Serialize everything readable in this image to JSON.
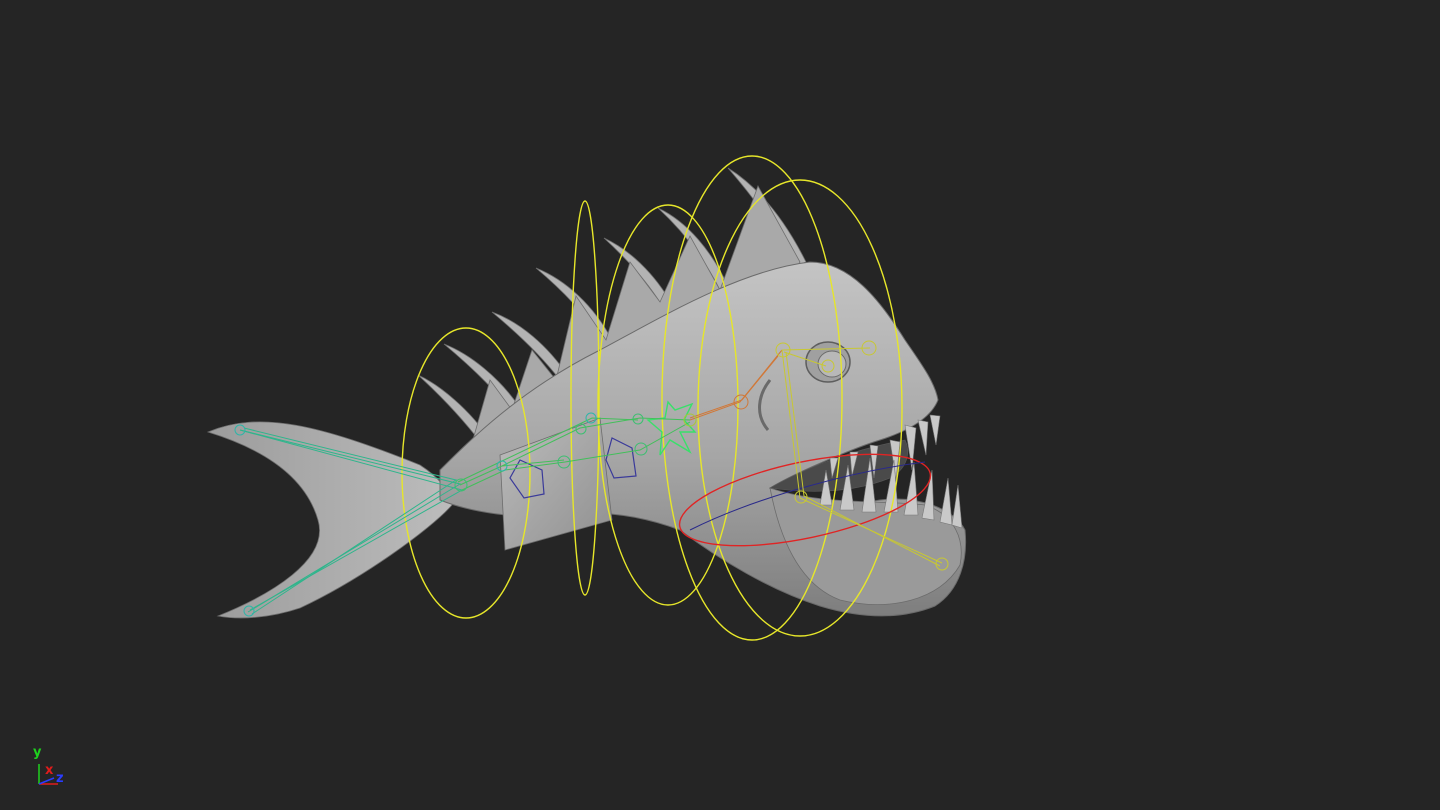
{
  "viewport": {
    "background": "#252525",
    "model": "fish-rig",
    "mesh_color": "#a8a8a8"
  },
  "colors": {
    "ik_control": "#e6e62a",
    "jaw_control": "#e02424",
    "spine_joint": "#3cbf70",
    "tail_joint": "#2fb5a8",
    "head_joint": "#c8c832",
    "neck_joint": "#d07838",
    "gizmo_x": "#e01c1c",
    "gizmo_y": "#1ed21e",
    "gizmo_z": "#2a3cff"
  },
  "axis_gizmo": {
    "y_label": "y",
    "x_label": "x",
    "z_label": "z"
  }
}
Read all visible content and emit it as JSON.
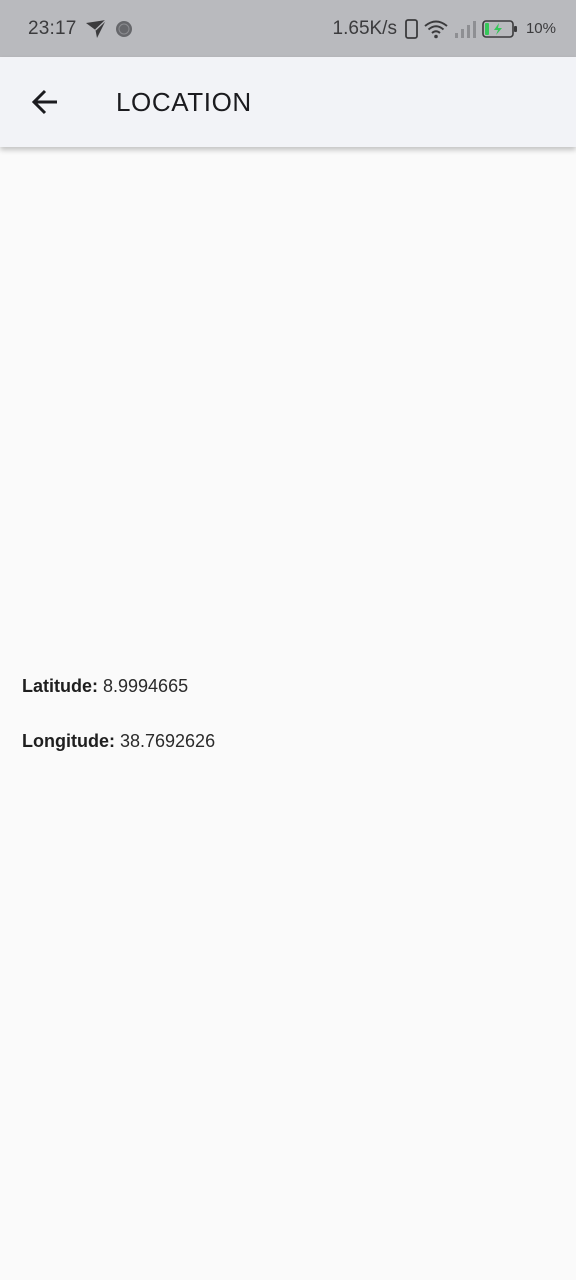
{
  "status_bar": {
    "time": "23:17",
    "network_speed": "1.65K/s",
    "battery_percent": "10%",
    "battery_level": 0.1,
    "icons": [
      "navigation-arrow-icon",
      "dot-icon",
      "phone-outline-icon",
      "wifi-icon",
      "signal-icon",
      "battery-charging-icon"
    ],
    "battery_color": "#35c759"
  },
  "app_bar": {
    "back_icon": "arrow-left-icon",
    "title": "LOCATION"
  },
  "location": {
    "latitude_label": "Latitude:",
    "latitude_value": "8.9994665",
    "longitude_label": "Longitude:",
    "longitude_value": "38.7692626"
  }
}
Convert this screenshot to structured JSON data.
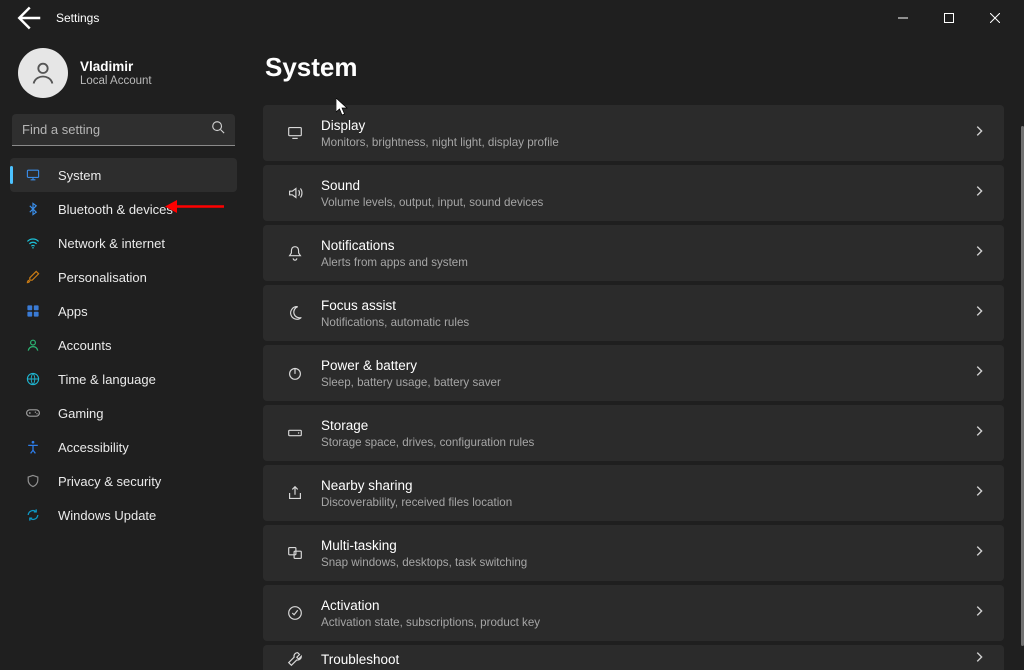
{
  "window": {
    "title": "Settings"
  },
  "account": {
    "name": "Vladimir",
    "subtitle": "Local Account"
  },
  "search": {
    "placeholder": "Find a setting",
    "value": ""
  },
  "page": {
    "title": "System"
  },
  "sidebar": {
    "items": [
      {
        "icon": "system",
        "label": "System",
        "selected": true
      },
      {
        "icon": "bt",
        "label": "Bluetooth & devices",
        "selected": false
      },
      {
        "icon": "wifi",
        "label": "Network & internet",
        "selected": false
      },
      {
        "icon": "brush",
        "label": "Personalisation",
        "selected": false
      },
      {
        "icon": "apps",
        "label": "Apps",
        "selected": false
      },
      {
        "icon": "user",
        "label": "Accounts",
        "selected": false
      },
      {
        "icon": "lang",
        "label": "Time & language",
        "selected": false
      },
      {
        "icon": "game",
        "label": "Gaming",
        "selected": false
      },
      {
        "icon": "access",
        "label": "Accessibility",
        "selected": false
      },
      {
        "icon": "shield",
        "label": "Privacy & security",
        "selected": false
      },
      {
        "icon": "update",
        "label": "Windows Update",
        "selected": false
      }
    ]
  },
  "rows": [
    {
      "icon": "display",
      "title": "Display",
      "sub": "Monitors, brightness, night light, display profile"
    },
    {
      "icon": "sound",
      "title": "Sound",
      "sub": "Volume levels, output, input, sound devices"
    },
    {
      "icon": "bell",
      "title": "Notifications",
      "sub": "Alerts from apps and system"
    },
    {
      "icon": "moon",
      "title": "Focus assist",
      "sub": "Notifications, automatic rules"
    },
    {
      "icon": "power",
      "title": "Power & battery",
      "sub": "Sleep, battery usage, battery saver"
    },
    {
      "icon": "storage",
      "title": "Storage",
      "sub": "Storage space, drives, configuration rules"
    },
    {
      "icon": "share",
      "title": "Nearby sharing",
      "sub": "Discoverability, received files location"
    },
    {
      "icon": "multi",
      "title": "Multi-tasking",
      "sub": "Snap windows, desktops, task switching"
    },
    {
      "icon": "check",
      "title": "Activation",
      "sub": "Activation state, subscriptions, product key"
    },
    {
      "icon": "wrench",
      "title": "Troubleshoot",
      "sub": ""
    }
  ],
  "annotation": {
    "arrow_target": "Bluetooth & devices"
  }
}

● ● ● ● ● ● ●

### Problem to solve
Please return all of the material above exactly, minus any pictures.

### Answer space
Serialize everything readable in this image to JSON.
{
  "viewport": {
    "background": "#252525",
    "model": "fish-rig",
    "mesh_color": "#a8a8a8"
  },
  "colors": {
    "ik_control": "#e6e62a",
    "jaw_control": "#e02424",
    "spine_joint": "#3cbf70",
    "tail_joint": "#2fb5a8",
    "head_joint": "#c8c832",
    "neck_joint": "#d07838",
    "gizmo_x": "#e01c1c",
    "gizmo_y": "#1ed21e",
    "gizmo_z": "#2a3cff"
  },
  "axis_gizmo": {
    "y_label": "y",
    "x_label": "x",
    "z_label": "z"
  }
}
Read all visible content and emit it as JSON.
{
  "status_bar": {
    "time": "23:17",
    "network_speed": "1.65K/s",
    "battery_percent": "10%",
    "battery_level": 0.1,
    "icons": [
      "navigation-arrow-icon",
      "dot-icon",
      "phone-outline-icon",
      "wifi-icon",
      "signal-icon",
      "battery-charging-icon"
    ],
    "battery_color": "#35c759"
  },
  "app_bar": {
    "back_icon": "arrow-left-icon",
    "title": "LOCATION"
  },
  "location": {
    "latitude_label": "Latitude:",
    "latitude_value": "8.9994665",
    "longitude_label": "Longitude:",
    "longitude_value": "38.7692626"
  }
}
Convert this screenshot to structured JSON data.
{
  "window": {
    "title": "Settings"
  },
  "account": {
    "name": "Vladimir",
    "subtitle": "Local Account"
  },
  "search": {
    "placeholder": "Find a setting",
    "value": ""
  },
  "page": {
    "title": "System"
  },
  "sidebar": {
    "items": [
      {
        "icon": "system",
        "label": "System",
        "selected": true
      },
      {
        "icon": "bt",
        "label": "Bluetooth & devices",
        "selected": false
      },
      {
        "icon": "wifi",
        "label": "Network & internet",
        "selected": false
      },
      {
        "icon": "brush",
        "label": "Personalisation",
        "selected": false
      },
      {
        "icon": "apps",
        "label": "Apps",
        "selected": false
      },
      {
        "icon": "user",
        "label": "Accounts",
        "selected": false
      },
      {
        "icon": "lang",
        "label": "Time & language",
        "selected": false
      },
      {
        "icon": "game",
        "label": "Gaming",
        "selected": false
      },
      {
        "icon": "access",
        "label": "Accessibility",
        "selected": false
      },
      {
        "icon": "shield",
        "label": "Privacy & security",
        "selected": false
      },
      {
        "icon": "update",
        "label": "Windows Update",
        "selected": false
      }
    ]
  },
  "rows": [
    {
      "icon": "display",
      "title": "Display",
      "sub": "Monitors, brightness, night light, display profile"
    },
    {
      "icon": "sound",
      "title": "Sound",
      "sub": "Volume levels, output, input, sound devices"
    },
    {
      "icon": "bell",
      "title": "Notifications",
      "sub": "Alerts from apps and system"
    },
    {
      "icon": "moon",
      "title": "Focus assist",
      "sub": "Notifications, automatic rules"
    },
    {
      "icon": "power",
      "title": "Power & battery",
      "sub": "Sleep, battery usage, battery saver"
    },
    {
      "icon": "storage",
      "title": "Storage",
      "sub": "Storage space, drives, configuration rules"
    },
    {
      "icon": "share",
      "title": "Nearby sharing",
      "sub": "Discoverability, received files location"
    },
    {
      "icon": "multi",
      "title": "Multi-tasking",
      "sub": "Snap windows, desktops, task switching"
    },
    {
      "icon": "check",
      "title": "Activation",
      "sub": "Activation state, subscriptions, product key"
    },
    {
      "icon": "wrench",
      "title": "Troubleshoot",
      "sub": ""
    }
  ],
  "annotation": {
    "arrow_target": "Bluetooth & devices"
  }
}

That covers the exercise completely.